Christopher Columbus remains a fascinating yet habitually underexplored figure of history, famously celebrated for his “discovery,” but also frequently whispered about as only the figurehead explorer of a larger group. He wanted to reach the Far East by sailing west, an innovative idea for its time. But instead of reaching the Indies, as he expected, he bumped into another continent, and changed the course of civilization. In the process, Columbus became a mythic figure and a powerful symbol of both exploration and exploitation — his voyage a metaphor for the process of discovery, but also inevitably linked to the widespread massacre of Native Americans that would follow.
An interesting documentary undertaking, The Magnificent Voyage of Christopher Columbus focuses on the explorer’s historic first voyage, re-created with replicas of the Nina, Pinta and Santa Maria. It tells the timeless story of Columbus’ Atlantic crossing, his fateful initial encounter with native people, his eventual passage through the Bahamas to Cuba and Hispaniola, and his dramatic return to Europe, bringing with him news of a beautiful land and gentle people.
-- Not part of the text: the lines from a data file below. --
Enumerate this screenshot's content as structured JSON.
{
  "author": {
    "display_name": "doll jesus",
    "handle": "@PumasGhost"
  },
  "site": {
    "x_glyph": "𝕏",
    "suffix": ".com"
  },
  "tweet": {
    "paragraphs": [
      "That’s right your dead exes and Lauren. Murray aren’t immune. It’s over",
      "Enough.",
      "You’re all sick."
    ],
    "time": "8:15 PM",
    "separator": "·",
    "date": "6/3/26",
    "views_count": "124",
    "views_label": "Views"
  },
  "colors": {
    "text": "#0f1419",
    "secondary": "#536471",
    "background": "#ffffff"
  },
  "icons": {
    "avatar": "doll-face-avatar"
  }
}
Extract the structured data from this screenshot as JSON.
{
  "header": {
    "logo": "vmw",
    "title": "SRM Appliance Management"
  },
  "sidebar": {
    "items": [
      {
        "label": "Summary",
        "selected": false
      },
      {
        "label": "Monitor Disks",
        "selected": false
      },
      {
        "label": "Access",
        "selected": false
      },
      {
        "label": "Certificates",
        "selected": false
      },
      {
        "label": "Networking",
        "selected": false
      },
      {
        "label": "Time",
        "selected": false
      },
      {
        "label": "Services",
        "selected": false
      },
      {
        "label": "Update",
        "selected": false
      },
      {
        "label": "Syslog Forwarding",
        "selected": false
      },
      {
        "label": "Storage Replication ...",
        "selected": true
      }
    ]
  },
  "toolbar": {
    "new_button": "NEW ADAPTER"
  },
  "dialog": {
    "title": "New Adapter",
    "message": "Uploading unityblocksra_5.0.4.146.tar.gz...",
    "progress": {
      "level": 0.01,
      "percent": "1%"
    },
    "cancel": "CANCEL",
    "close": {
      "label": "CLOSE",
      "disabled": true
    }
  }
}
As detailed and intriguing as some of the nautical plottings get (sailing into modern-day Cuba without benefit of radio, for instance), the most interesting aspects of this endeavor often have to do with recreated ship duties and routines, like the morning call to prayer. Also given a lot of narrative run is the role of Martin Alonso Pinzon, the captain of the Pinta who is sometimes noted as the “co-discoverer of America.” Pinzon, whose brothers also accompanied him on the trip (one was the commander of the Nina), is an interesting figure, and this movie shows the weight and value of his legacy today, with townsfolk engaging in a celebratory fandango in his honor.
Some of these digressions are a bit of a yawn, to be honest. But the manner in which the past is interwoven with the present is, for the most part, an exhilarating way to capture the tenseness and uncertainty of the trip, and how its effects reverberate still today. Though his journey changed the world, setting in motion a transformation of Europe and the Americas that dramatically impacted the rest of the globe, Columbus went to his grave without realizing that he had in fact discovered two new continents. The Magnificent Voyage of Christopher Columbus, though, shines a new light on a tale too often given only a small, cursory chapter in history school books.
Housed in a regular plastic Amray case, The Magnificent Voyage of Christopher Columbus is presented in anamorphic widescreen, and runs around one hour and 50 minutes. There are no supplemental features, save a separate, selectable screen touting other WGBH releases like Walking the Bible and Vikings: Journey to the New World. The audio-visual particulars of its presentation are fine, but more accompanying detail would certainly have been welcome. To purchase the title via Amazon, click here. B (Movie) D (Disc)